The paleoenvironment and the distribution of source rocks in the Niigata oil and gas fields was detailed (Sato et al., 1995, this volume). We describe the organic geochemical characteristics of oils produced and probable source rocks, and oil-to-oil and oil-to-source rock correlation using aliphatic biomarkers. Petroleum potential evaluation based on the S1+S2 values on Rock Eval pyrolysis revealed that the argillaceous rocks in the Lower Teradomari LT2 and LT4 zones correspond to possible or potential source rocks (Hirai and Miyamoto, 1992). Triterpane and sterane compositions of the oils and bitumens extracted from argillaceous rocks were compared with each other. The results of the triterpane (m/z 191) and sterane (m/z 217) fragmentograms showed that these oils are matured, and two types of oils can be distinguished (Hirai et al., 1992), and their corresponding source rocks are suggested. (1) The Niitsu type oils produced mainly in the eastern oil and/or gas fields with low oleanane/norhopane ratios (lower than 1.0) and relatively low C29/C27 sterane ratios, suggesting that they were generated from the effective source rocks in the Lower Teradomari LT4 zone with larger contribution of marine organic matter. The Shintainai, Shiunji, Aga-Oki, Higashi-Niigata, Matsuzaki, Minami-Aga, Minami-Niitsu, Kuwayama, Yoshida and Mitsuke fields are classified in this type. (2) The Kubiki type oils are produced mainly in the western oil and/or gas fields with high oleanane/norhopane ratios (higher than 1.0) and relatively high C29/C27 sterane ratios, suggesting that they were generated from the effective source rocks in the Lower Teradomari LT2 zone with larger contribution of terrestrial organic matter.

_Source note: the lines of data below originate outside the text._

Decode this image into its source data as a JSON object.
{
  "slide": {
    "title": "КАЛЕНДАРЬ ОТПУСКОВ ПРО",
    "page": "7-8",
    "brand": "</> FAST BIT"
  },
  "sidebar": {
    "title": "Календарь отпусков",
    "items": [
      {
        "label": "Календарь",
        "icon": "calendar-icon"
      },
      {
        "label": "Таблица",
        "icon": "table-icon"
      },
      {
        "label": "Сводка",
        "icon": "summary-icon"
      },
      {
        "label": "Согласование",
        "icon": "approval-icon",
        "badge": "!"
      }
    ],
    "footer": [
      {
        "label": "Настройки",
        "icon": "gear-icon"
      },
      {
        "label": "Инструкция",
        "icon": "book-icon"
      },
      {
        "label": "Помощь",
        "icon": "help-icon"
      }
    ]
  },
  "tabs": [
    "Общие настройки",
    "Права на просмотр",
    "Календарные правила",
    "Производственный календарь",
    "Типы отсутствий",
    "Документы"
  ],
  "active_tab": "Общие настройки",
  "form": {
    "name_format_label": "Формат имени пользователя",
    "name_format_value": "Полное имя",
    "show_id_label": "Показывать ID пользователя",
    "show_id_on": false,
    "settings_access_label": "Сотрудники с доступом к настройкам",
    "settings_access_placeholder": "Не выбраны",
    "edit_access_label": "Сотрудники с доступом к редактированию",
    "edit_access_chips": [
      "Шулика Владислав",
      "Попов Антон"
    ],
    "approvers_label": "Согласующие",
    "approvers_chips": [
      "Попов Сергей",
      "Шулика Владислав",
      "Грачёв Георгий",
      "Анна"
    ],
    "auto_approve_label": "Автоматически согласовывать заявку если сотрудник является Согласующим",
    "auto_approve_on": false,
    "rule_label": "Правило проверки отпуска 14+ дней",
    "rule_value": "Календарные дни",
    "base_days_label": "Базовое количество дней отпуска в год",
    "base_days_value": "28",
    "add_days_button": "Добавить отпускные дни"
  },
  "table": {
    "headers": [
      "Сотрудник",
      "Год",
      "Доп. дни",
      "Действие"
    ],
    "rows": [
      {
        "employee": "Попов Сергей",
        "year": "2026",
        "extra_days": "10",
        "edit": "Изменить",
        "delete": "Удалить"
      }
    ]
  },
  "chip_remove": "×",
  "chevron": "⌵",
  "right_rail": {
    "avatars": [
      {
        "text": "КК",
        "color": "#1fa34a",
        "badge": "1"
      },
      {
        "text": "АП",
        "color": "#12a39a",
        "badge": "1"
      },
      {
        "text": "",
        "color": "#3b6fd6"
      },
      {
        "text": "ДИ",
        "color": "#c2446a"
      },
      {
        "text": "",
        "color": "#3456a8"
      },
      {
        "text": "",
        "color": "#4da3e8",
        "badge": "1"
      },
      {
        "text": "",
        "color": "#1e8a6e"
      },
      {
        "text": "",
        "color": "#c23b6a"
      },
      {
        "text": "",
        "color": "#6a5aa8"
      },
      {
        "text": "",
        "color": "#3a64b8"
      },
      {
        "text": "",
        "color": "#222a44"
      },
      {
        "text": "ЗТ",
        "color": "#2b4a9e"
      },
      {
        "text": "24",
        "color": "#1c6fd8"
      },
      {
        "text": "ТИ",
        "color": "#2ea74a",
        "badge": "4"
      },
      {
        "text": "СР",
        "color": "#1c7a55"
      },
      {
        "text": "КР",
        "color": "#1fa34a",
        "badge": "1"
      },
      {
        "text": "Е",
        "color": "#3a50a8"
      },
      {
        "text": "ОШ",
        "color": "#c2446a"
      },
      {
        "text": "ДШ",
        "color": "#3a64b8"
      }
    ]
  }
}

The Fujikawa, Minami-Nagaoka, Tamugiyama, Amaze, Nishiyama, Katamachi, Kuroi, Meiji and Gohtsu fields are classified in this type.